# LAB: What Does a Mole Look Like? LAB: What Does A Mole Look Like?

Many everyday items are counted in groups in order to make them more manageable. Eggs are counted in dozens; sheets of paper are counted in reams. Since atoms and molecules are so minuscule, it is necessary to count them in groups much larger than 12 or 500. Instead, they are counted in groups called moles. The mole is a group of 6.022 1023 particles, or Avogadro’s number of particles.
Counting the individual items in a group as large as the mole is impossible. As a result, a different method is used to count a mole of molecules – counting by weighing. The same process is used to count aluminum cans when you take a bag to the recycling center. A conversion factor (weight per can) is used to convert the weight of the bag into the number of cans in the bag. In the same way, the molar mass of an element or compound is used to convert the mass of a sample into the number of atoms or molecules in that sample.

Procedure:

1. Fill a paper cup with water and measure its mass. Drink one mouthful of water and find the new mass of the paper cup. Record the initial and final masses in your data table.

Measurement Description / Actual Measurement (watch sig. figs.!)
A / Mass of water (make sure to zero out paper cup) / g
B / Mass of water after drinking one sip (paper cup should be zeroed out from “A”) / g
C / Mass of water consumed (calculated from subtracting “B” from “A”) / g
D / Moles of water consumed (calculated using “C” and molar mass of water – show work below) / mols
E / Molecules of water consumed (calculated using 1 mole = 6.022x1023 – show work below) / m’c
1. Obtain a piece of chalk (calcium carbonate). Wipe it free of dust particles and measure its mass.
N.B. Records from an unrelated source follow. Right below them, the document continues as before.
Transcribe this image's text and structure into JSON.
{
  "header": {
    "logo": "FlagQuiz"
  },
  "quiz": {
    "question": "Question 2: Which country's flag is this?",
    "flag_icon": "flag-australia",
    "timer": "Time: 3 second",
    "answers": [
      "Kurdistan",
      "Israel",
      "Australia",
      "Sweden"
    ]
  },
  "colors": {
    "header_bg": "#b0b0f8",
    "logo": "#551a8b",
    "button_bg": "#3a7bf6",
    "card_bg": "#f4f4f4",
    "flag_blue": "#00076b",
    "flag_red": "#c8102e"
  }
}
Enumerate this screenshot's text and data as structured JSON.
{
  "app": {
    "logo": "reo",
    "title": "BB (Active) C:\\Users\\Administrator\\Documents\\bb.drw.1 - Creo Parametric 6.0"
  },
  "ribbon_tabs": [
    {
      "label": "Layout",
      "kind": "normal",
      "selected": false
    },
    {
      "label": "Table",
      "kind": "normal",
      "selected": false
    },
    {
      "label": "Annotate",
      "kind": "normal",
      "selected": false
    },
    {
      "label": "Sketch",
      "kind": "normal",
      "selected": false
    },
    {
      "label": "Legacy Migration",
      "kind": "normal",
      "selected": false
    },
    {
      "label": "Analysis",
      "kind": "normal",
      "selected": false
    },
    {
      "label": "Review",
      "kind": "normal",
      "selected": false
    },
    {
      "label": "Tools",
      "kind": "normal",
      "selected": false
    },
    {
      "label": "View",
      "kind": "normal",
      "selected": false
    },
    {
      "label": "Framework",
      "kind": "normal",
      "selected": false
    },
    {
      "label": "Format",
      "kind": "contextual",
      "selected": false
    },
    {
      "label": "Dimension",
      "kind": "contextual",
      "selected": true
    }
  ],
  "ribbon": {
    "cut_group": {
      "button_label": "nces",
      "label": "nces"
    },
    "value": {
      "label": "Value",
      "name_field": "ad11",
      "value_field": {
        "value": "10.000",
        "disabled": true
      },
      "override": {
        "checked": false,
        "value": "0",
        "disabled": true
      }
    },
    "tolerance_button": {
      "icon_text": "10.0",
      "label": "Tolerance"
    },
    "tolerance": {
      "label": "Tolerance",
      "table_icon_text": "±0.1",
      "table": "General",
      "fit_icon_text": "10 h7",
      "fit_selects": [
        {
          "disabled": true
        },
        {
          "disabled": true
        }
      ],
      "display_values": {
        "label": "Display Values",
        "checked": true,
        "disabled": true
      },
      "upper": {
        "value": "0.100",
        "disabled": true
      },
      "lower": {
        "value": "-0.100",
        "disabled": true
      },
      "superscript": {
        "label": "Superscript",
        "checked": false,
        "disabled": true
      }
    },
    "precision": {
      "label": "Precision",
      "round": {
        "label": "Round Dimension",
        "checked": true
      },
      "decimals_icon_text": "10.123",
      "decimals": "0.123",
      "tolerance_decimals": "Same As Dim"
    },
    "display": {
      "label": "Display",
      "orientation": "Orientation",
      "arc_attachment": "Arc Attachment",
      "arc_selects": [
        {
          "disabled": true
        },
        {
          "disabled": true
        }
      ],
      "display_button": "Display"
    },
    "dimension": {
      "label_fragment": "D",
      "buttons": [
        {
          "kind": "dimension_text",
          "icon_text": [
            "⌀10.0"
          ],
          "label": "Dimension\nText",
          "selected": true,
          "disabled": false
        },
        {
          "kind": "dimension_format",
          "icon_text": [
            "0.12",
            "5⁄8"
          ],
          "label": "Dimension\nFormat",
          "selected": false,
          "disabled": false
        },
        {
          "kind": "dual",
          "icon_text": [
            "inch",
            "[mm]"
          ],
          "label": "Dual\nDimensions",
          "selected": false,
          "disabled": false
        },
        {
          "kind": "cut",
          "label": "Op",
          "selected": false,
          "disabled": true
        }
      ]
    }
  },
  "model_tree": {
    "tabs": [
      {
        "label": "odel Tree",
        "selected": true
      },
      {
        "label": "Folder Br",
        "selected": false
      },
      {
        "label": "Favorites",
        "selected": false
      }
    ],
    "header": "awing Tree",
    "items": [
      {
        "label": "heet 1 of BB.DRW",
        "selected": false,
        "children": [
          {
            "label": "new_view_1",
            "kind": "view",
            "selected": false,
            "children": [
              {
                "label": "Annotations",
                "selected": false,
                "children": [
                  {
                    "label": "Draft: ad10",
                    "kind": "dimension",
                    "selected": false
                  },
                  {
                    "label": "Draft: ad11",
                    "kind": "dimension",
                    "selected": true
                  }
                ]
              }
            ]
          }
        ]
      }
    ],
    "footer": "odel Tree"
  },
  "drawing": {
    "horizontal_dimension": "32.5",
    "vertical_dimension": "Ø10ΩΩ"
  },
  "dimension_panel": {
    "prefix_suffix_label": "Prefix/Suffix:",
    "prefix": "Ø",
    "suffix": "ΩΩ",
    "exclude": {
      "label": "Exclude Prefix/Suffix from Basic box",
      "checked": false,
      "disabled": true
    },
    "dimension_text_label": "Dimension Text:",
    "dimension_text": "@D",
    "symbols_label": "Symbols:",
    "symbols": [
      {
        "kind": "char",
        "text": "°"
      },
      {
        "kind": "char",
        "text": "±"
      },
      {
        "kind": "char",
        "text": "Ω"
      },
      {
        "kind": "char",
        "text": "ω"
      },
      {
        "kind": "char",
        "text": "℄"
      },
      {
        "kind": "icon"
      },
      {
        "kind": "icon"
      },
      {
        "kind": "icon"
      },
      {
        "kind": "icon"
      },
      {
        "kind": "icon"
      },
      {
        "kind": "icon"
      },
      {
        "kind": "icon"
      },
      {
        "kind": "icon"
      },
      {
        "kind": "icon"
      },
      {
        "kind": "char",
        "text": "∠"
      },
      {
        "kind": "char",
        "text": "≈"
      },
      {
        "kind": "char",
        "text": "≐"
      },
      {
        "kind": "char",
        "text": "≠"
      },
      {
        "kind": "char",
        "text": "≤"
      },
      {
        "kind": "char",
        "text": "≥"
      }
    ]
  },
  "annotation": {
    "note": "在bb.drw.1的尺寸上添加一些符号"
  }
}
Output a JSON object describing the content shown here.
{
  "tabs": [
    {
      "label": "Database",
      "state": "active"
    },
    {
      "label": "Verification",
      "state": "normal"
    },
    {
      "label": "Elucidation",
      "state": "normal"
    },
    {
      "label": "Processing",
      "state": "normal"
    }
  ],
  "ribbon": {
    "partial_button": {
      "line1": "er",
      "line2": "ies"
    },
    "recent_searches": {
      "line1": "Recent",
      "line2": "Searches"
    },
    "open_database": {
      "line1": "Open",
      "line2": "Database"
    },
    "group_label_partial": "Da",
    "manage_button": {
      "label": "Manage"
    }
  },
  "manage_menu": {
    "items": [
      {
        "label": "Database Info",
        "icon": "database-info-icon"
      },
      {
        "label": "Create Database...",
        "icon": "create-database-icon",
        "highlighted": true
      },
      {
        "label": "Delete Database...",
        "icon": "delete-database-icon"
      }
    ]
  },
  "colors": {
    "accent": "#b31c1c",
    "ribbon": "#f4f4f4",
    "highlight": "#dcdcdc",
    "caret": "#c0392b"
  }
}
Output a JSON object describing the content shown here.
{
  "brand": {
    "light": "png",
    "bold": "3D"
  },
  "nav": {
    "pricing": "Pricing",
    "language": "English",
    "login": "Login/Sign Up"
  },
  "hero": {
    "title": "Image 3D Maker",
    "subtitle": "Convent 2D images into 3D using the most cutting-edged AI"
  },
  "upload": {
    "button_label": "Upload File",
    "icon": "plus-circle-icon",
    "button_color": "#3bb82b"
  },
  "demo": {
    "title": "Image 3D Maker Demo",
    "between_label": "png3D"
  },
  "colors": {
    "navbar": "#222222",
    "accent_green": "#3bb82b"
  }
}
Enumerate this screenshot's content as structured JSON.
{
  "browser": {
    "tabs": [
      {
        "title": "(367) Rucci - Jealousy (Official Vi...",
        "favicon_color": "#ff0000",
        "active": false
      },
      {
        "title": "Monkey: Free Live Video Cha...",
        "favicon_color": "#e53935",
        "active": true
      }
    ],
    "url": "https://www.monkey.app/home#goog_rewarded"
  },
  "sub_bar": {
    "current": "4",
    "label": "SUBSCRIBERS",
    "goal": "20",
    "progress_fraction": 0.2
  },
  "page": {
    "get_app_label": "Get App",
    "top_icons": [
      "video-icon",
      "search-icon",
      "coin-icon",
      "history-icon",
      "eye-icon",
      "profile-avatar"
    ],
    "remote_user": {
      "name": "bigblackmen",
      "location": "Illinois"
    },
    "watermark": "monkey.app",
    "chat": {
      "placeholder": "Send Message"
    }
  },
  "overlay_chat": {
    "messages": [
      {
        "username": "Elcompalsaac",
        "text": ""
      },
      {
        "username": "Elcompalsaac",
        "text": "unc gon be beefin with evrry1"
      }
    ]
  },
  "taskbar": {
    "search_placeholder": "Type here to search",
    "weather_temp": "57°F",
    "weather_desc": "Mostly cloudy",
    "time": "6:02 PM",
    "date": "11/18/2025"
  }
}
Write a message with the chalk and find its new mass. Record the initial and final masses in your data table.

Measurement Description / Actual Measurement (watch sig. figs.!)
A / Mass of chalk / g
B / Mass of chalk after writing message / g
C / Mass of chalk consumed (calculated from subtracting “B” from “A”) / g
D / Moles of chalk consumed (calculated using “C” and molar mass of Calcium carbonate: show work below) / mols
1. Obtain a piece of Aluminum foil from the teacher. Measure and record the length and width of the square to the nearest 0.1 cm. Find the mass of the foil. Return the foil to the teacher. The density of Al is 2.70g/cm3.

Measurement Description / Actual Measurement (watch sig. figs.!)
A / Length of Al foil
Width of Al foil / cm
cm
B / Density of Al / 2.70 g/cm3
C / Mass of Al foil / g
D / Volume of Al foil (calculated using Density and mass – show work below) / cm3
E / Moles in Al foil (hint: molar mass – show work below) / mols
F / Atoms in Al foil (hint: 1 mole = 6.02x1023 atoms – show work below) / atoms

Analysis Questions – Answer in complete sentences!!

1. Identify the conversion factors you used and specify how you used them.
1. If you consume 5 grams each of water, chalk, and Aluminum, will you consume more water molecules, more chalk molecules, or more Aluminum atoms? Explain/Show Work.
1. If you consume 5 moles each of water, chalk, and Aluminum, will you consume more water molecules, more chalk molecules, or more Aluminum atoms? Explain/Show Work.